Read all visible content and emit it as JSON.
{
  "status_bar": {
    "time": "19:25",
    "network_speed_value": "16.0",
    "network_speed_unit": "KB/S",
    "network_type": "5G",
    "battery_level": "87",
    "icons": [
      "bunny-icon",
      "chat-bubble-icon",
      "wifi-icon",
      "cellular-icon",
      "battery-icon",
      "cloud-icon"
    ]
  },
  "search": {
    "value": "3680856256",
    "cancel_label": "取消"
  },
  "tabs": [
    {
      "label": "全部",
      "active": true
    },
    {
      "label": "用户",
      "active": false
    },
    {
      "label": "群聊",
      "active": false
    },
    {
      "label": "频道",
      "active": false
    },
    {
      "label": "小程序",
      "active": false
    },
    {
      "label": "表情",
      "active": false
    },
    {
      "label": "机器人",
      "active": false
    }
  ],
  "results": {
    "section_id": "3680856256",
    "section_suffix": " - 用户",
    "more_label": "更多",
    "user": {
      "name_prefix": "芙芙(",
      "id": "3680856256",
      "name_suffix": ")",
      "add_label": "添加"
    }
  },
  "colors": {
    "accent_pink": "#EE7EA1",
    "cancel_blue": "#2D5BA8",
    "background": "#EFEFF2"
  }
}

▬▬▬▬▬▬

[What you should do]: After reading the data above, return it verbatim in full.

[Exercise answer]:
Read all visible content and emit it as JSON.
{
  "status_bar": {
    "time": "19:25",
    "network_speed_value": "16.0",
    "network_speed_unit": "KB/S",
    "network_type": "5G",
    "battery_level": "87",
    "icons": [
      "bunny-icon",
      "chat-bubble-icon",
      "wifi-icon",
      "cellular-icon",
      "battery-icon",
      "cloud-icon"
    ]
  },
  "search": {
    "value": "3680856256",
    "cancel_label": "取消"
  },
  "tabs": [
    {
      "label": "全部",
      "active": true
    },
    {
      "label": "用户",
      "active": false
    },
    {
      "label": "群聊",
      "active": false
    },
    {
      "label": "频道",
      "active": false
    },
    {
      "label": "小程序",
      "active": false
    },
    {
      "label": "表情",
      "active": false
    },
    {
      "label": "机器人",
      "active": false
    }
  ],
  "results": {
    "section_id": "3680856256",
    "section_suffix": " - 用户",
    "more_label": "更多",
    "user": {
      "name_prefix": "芙芙(",
      "id": "3680856256",
      "name_suffix": ")",
      "add_label": "添加"
    }
  },
  "colors": {
    "accent_pink": "#EE7EA1",
    "cancel_blue": "#2D5BA8",
    "background": "#EFEFF2"
  }
}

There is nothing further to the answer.